About Pathos New Classic One

Hi All,
I recently buy a Pathos New Classic One after long research and listening sessions.
Unfortunately on third day the source selection knob was damaged (an internal spring was broken!) . The distributor in my country immediately change the device and gave me a brand new one.

But, there is very obvious sound difference between the old one and new one. The new one has a very obvious "hsss" effect, especially with old recordings, on live performance.

Those any one exerience this?

There is no other problem where the all ranges sounds very well and I am very happy with the device.

I realy don' t know how many hours the old (replaced) one work and burn the lamps. The new one supplied to me was absolutely new, and I almost listen it for 15 hours. Should I wait for 150-200 hours our talk to retailer immediately?

This is the second Pathos I listen, so I don' t know which one is real performance, :) ? What is you experience ?

For information:
CD: Onkyo (I will upgrade it)
Interconnect: Van der Hul Bay C5
Speakers: BW DM 602 S3
Speaker cable: IXOS
Power cable: still the original one, will upgrade, any suggestions?
I'm not sure I'm understanding correctly, but I'll give this one a try based on what I do understand you're saying:

If the hissing sound exists ONLY on older recordings this could very easily be tape hiss. Recordings made when technology was not up to removing tape hiss will likely exhibit a sound like you describe. This is completely normal and there is not a lot your amplification can do about that unless it has tone controls or an equalizer in line.

If the hiss existed on EVERY recording you played but NOT when the amp was idle (powered on but with no signal coming through it) I would STILL look at your source component (CD player) for the flaw.
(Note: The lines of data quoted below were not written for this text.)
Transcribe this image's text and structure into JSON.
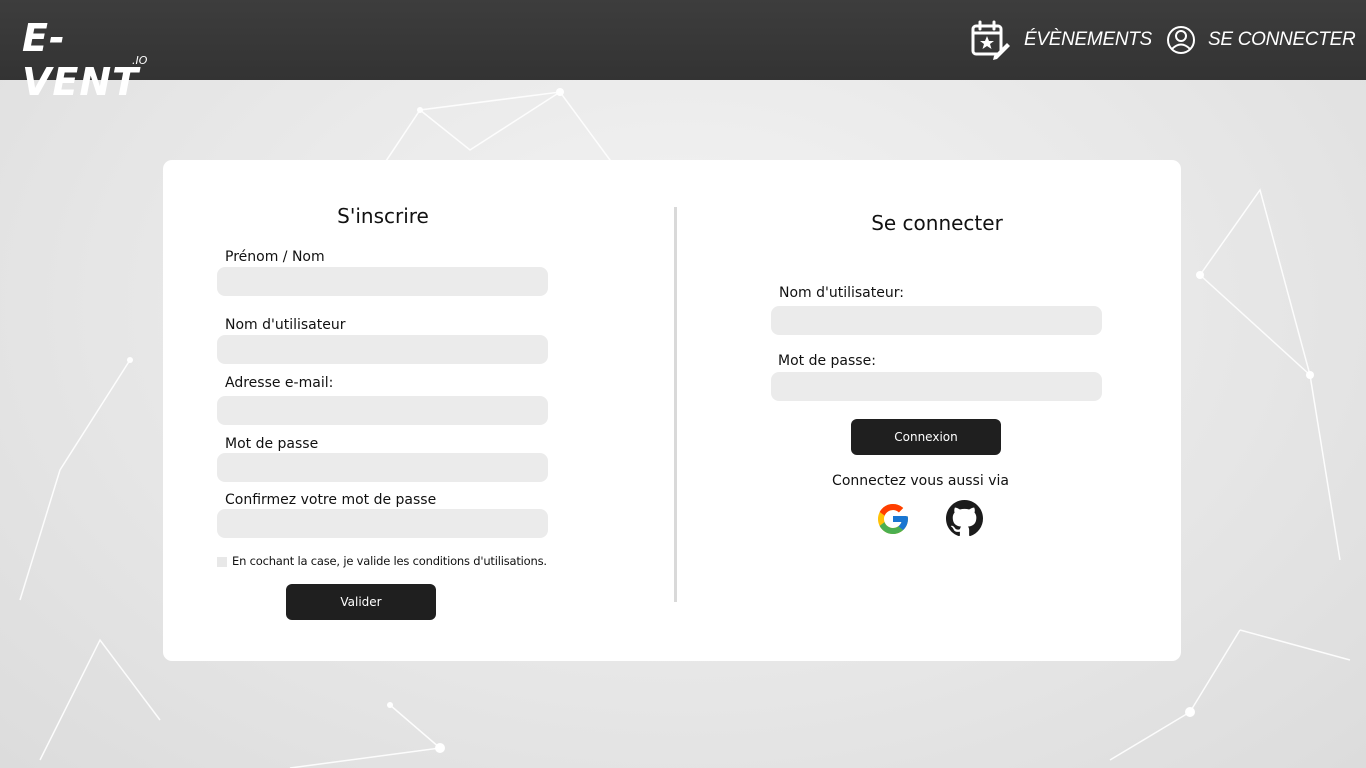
{
  "header": {
    "logo_text": "E-VENT",
    "logo_sub": ".IO",
    "nav": {
      "events_label": "ÉVÈNEMENTS",
      "events_icon": "calendar-star-edit-icon",
      "login_label": "SE CONNECTER",
      "login_icon": "user-circle-icon"
    }
  },
  "register": {
    "title": "S'inscrire",
    "fields": [
      {
        "label": "Prénom / Nom",
        "value": "",
        "placeholder": ""
      },
      {
        "label": "Nom d'utilisateur",
        "value": "",
        "placeholder": ""
      },
      {
        "label": "Adresse e-mail:",
        "value": "",
        "placeholder": ""
      },
      {
        "label": "Mot de passe",
        "value": "",
        "placeholder": ""
      },
      {
        "label": "Confirmez votre mot de passe",
        "value": "",
        "placeholder": ""
      }
    ],
    "terms_label": "En cochant la case, je valide les conditions d'utilisations.",
    "submit_label": "Valider"
  },
  "login": {
    "title": "Se connecter",
    "fields": [
      {
        "label": "Nom d'utilisateur:",
        "value": "",
        "placeholder": ""
      },
      {
        "label": "Mot de passe:",
        "value": "",
        "placeholder": ""
      }
    ],
    "submit_label": "Connexion",
    "via_label": "Connectez vous aussi via",
    "providers": [
      "google-icon",
      "github-icon"
    ]
  },
  "colors": {
    "header_bg": "#383838",
    "button_bg": "#1f1f1f",
    "input_bg": "#ebebeb"
  }
}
If the amp makes the hissing noise with NO signal coming through it, this may have something to do with the amp. The tubes do break in during the first 200-300 hours and will tend to sound different (better) after breaking them in, but it has not been my experience that if they are noisy, that burning them in reduces the noise. From your description, and because the noise is ONLY on older recordings of live music, I do not think it is your amp. Your amp may be revealing a lot more than what you prveviously were using and therefore you are more aware of the sound. Tube amps do have a very low level hissing sound sometimes, but this would occur at idle if it is what you were hearing, and it is usually very quiet (especially with those 602 speakers which I don't think have a high efficiency rating). Your amp is a hybrid tube amp so I'd seriously doubt whether this were the case.

If you are concerned, take the CD's that have the hiss to your dealer, along with one that does not. Play those CD's on a good high-end system and see if you do hear the same sound. I'm betting you will.

Hope that helps!